Data for this task:
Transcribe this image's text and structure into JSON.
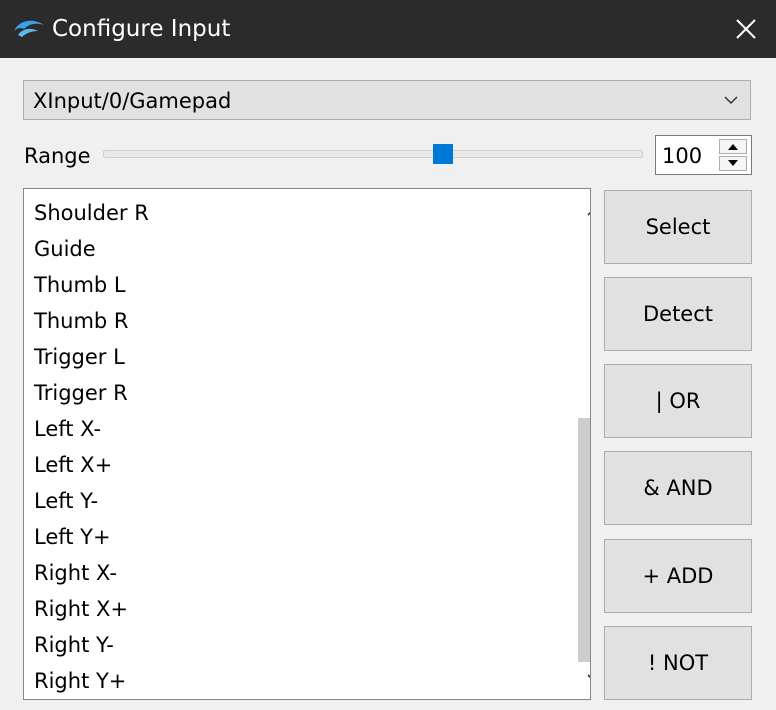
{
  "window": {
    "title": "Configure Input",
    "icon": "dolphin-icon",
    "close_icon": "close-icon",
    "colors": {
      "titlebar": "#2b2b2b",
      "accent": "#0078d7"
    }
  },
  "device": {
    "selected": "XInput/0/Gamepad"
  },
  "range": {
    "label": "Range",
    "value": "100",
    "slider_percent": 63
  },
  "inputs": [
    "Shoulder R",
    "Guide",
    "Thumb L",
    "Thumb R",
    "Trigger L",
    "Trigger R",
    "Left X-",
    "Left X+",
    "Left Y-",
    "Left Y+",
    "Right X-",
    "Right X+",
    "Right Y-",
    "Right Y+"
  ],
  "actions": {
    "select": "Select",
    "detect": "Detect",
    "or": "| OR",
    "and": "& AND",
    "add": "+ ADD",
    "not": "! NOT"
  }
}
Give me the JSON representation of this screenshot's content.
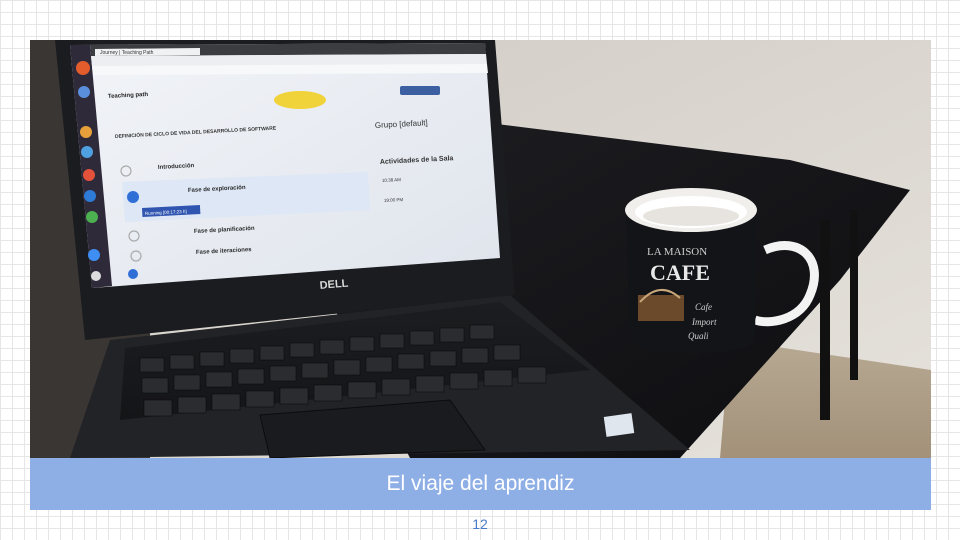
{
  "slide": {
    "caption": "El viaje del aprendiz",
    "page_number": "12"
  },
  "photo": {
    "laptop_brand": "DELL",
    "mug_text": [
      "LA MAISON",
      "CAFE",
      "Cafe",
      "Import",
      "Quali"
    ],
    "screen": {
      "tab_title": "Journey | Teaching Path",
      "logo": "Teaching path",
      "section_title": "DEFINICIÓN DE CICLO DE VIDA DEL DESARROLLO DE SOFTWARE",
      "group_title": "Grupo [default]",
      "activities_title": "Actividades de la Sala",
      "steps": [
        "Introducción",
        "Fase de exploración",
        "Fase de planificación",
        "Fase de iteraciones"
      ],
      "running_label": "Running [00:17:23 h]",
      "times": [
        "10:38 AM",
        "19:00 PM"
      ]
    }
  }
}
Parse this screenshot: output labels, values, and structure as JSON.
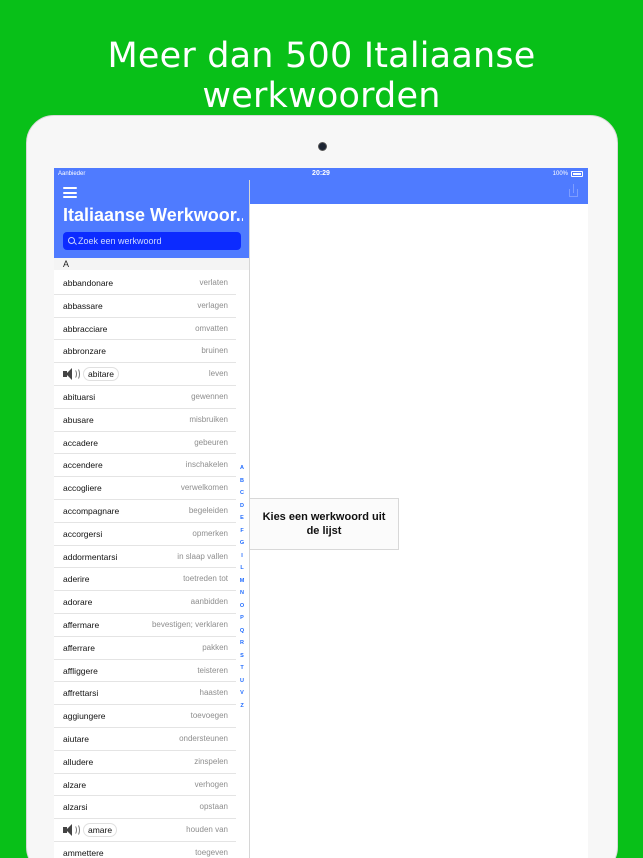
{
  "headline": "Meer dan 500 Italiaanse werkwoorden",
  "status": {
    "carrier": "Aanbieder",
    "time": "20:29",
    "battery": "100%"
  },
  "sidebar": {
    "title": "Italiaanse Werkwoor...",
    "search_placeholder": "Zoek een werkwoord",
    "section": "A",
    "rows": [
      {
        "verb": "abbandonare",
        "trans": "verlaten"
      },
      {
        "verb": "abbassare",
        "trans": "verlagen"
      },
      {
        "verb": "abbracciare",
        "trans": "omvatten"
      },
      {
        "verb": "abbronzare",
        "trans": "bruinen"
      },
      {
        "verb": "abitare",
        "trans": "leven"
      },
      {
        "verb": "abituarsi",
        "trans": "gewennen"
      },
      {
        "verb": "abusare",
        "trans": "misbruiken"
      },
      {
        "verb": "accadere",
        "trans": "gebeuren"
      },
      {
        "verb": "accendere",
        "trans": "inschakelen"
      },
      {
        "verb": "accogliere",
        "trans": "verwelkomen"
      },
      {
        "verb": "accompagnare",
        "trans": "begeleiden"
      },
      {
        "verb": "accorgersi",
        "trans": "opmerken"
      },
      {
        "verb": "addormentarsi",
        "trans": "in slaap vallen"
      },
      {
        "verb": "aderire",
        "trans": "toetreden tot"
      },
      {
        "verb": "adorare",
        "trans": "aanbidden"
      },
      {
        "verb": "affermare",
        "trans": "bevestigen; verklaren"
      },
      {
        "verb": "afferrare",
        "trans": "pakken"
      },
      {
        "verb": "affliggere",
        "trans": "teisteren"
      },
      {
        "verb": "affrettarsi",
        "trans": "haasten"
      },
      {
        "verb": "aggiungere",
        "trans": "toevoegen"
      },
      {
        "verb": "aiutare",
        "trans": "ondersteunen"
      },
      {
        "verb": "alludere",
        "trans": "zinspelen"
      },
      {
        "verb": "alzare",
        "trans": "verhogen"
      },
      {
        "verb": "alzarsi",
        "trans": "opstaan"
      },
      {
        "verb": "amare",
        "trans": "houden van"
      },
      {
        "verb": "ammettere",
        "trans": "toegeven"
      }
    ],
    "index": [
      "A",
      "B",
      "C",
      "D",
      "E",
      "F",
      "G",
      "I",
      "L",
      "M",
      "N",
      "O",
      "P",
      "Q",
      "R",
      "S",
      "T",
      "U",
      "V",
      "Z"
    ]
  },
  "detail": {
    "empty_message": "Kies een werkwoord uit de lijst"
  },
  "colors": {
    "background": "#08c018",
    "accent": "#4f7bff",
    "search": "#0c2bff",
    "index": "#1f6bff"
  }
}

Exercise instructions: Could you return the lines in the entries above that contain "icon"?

Exercise solution:
    "icon": "dolphin-icon",
    "close_icon": "close-icon",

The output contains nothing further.